Take each line of the entries below that contains "arrow" and copy it.
=== Section Start ===
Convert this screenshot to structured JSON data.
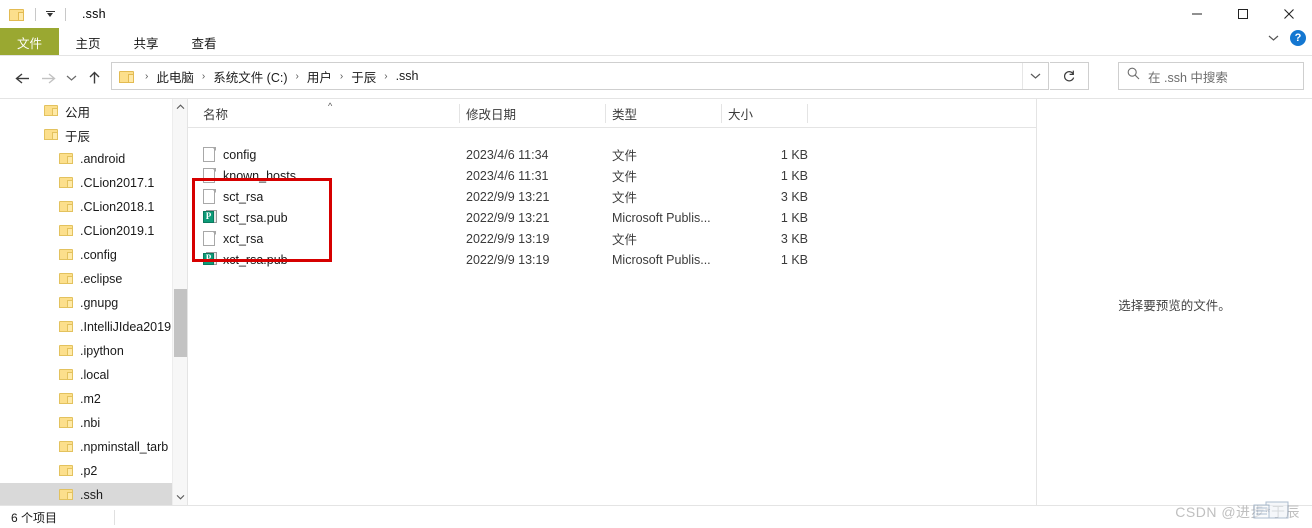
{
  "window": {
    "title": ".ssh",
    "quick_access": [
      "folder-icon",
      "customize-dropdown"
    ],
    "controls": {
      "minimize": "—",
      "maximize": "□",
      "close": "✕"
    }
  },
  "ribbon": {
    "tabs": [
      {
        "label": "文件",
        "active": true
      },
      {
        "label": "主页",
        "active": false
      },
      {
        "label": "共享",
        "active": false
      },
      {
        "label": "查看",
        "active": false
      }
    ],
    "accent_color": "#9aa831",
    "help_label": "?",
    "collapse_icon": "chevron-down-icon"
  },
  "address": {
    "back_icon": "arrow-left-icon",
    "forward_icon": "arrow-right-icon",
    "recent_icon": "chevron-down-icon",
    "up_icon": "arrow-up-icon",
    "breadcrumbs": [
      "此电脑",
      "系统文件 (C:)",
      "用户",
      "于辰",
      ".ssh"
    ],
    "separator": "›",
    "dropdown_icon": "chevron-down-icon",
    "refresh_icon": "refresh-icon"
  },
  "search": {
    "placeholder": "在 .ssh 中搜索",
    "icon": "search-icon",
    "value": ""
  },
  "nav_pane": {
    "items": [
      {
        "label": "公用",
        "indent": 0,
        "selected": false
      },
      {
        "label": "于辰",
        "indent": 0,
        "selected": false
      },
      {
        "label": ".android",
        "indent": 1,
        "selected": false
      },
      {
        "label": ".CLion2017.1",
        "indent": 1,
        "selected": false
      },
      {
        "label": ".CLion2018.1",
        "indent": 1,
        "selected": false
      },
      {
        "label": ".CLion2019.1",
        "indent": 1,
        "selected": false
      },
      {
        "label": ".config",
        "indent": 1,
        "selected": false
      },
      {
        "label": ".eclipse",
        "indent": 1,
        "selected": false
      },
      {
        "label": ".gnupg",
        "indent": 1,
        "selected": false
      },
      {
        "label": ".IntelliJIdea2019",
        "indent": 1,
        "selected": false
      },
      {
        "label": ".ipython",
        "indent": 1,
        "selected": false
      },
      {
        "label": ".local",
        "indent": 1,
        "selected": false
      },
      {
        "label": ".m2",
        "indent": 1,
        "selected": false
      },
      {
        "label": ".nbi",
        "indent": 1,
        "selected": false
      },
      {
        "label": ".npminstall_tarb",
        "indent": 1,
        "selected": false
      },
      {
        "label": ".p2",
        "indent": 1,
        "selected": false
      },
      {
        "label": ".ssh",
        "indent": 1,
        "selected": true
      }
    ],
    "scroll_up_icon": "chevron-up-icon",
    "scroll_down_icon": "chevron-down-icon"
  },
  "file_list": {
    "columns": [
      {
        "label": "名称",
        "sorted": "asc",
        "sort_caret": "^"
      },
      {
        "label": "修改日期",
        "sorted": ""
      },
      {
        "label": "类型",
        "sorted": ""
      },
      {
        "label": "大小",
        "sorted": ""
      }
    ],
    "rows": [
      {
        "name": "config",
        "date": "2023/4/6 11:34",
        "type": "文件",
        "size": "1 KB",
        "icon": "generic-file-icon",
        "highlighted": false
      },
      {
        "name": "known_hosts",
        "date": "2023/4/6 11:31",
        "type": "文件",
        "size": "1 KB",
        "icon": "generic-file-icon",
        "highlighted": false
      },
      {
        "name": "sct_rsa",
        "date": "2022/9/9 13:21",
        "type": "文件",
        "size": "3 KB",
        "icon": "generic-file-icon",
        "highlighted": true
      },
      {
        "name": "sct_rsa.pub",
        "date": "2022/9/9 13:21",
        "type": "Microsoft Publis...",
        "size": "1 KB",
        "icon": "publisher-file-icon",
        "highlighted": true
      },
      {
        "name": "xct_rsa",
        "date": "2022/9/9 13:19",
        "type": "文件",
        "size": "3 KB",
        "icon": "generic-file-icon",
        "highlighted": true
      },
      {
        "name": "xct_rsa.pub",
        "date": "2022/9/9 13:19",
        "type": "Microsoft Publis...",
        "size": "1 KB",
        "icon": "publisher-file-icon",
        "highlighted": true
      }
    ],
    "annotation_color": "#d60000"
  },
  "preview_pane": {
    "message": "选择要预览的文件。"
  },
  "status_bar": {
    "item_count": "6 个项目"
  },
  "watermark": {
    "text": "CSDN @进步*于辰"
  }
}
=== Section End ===
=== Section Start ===
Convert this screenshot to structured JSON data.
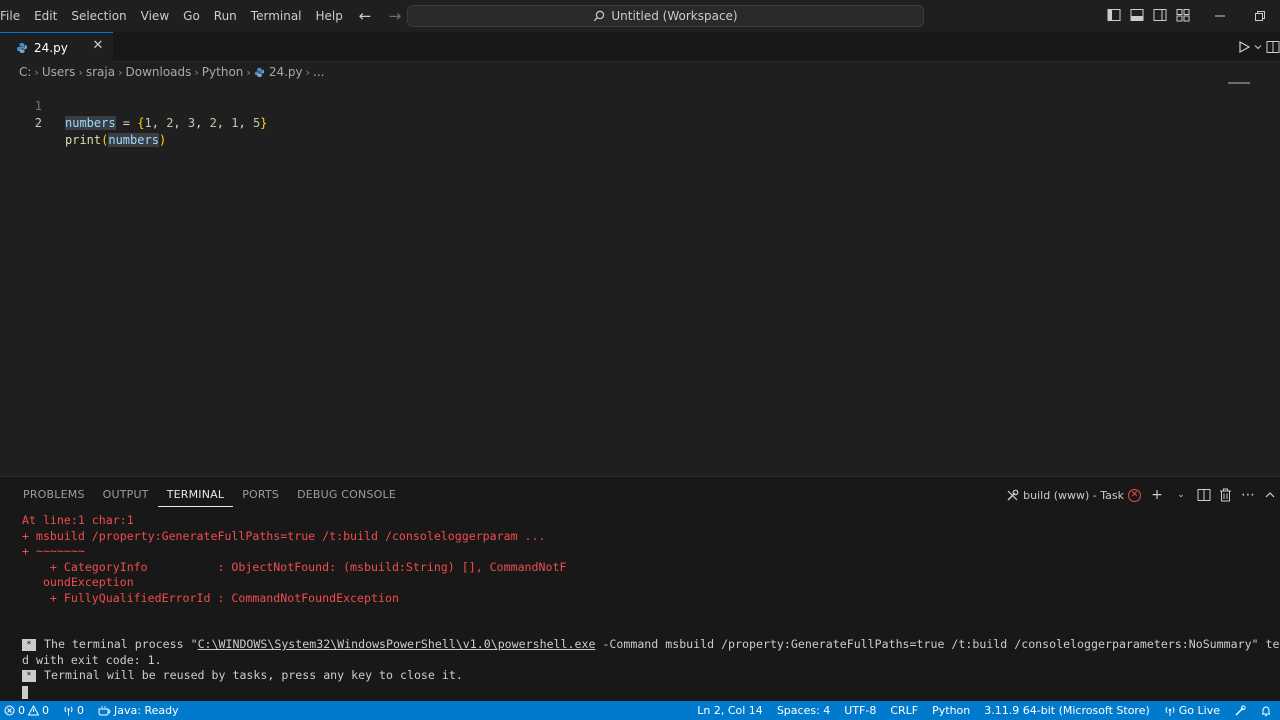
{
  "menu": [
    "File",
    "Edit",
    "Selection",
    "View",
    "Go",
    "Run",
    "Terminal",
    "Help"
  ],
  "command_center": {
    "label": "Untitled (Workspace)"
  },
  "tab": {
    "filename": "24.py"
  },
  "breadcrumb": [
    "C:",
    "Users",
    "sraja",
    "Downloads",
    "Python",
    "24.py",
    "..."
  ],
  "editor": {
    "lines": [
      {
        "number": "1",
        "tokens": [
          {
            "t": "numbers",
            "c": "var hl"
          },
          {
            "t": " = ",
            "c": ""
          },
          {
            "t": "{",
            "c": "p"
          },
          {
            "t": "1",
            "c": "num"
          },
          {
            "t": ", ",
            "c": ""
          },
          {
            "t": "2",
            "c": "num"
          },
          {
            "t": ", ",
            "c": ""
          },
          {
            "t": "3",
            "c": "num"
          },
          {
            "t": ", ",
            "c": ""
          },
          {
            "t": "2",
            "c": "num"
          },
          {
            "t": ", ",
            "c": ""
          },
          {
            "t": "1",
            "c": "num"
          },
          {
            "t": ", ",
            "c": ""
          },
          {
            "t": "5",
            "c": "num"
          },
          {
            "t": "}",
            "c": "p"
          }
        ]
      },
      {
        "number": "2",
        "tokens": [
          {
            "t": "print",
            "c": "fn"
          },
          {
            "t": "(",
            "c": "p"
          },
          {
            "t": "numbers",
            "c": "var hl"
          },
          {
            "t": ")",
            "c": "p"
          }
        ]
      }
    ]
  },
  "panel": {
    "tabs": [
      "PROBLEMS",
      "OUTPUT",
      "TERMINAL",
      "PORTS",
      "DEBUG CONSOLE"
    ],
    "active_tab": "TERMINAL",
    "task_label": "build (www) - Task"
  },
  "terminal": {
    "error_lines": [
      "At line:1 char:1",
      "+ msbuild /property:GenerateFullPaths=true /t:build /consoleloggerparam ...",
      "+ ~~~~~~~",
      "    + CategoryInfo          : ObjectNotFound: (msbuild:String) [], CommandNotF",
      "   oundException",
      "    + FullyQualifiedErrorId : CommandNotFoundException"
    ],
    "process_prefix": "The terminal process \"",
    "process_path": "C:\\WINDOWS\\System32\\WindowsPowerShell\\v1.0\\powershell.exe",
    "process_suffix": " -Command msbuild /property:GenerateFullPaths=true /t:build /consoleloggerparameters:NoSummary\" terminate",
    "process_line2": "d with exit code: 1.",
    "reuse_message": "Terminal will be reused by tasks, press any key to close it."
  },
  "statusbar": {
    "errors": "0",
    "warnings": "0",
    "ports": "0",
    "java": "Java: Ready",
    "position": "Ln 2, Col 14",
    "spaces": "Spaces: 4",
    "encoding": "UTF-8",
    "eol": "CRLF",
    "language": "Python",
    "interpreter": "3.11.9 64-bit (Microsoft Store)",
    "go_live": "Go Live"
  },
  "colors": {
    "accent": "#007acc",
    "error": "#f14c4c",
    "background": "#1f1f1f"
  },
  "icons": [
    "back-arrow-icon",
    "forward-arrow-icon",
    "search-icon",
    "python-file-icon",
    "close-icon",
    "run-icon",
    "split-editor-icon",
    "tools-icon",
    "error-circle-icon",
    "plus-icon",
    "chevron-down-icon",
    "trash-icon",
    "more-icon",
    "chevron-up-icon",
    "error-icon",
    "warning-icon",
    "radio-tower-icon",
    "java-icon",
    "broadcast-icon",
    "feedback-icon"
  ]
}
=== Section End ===
■ Task response ■
    "back_icon": "arrow-left-icon",
    "forward_icon": "arrow-right-icon",
    "up_icon": "arrow-up-icon",
    "back-arrow-icon",
    "forward-arrow-icon",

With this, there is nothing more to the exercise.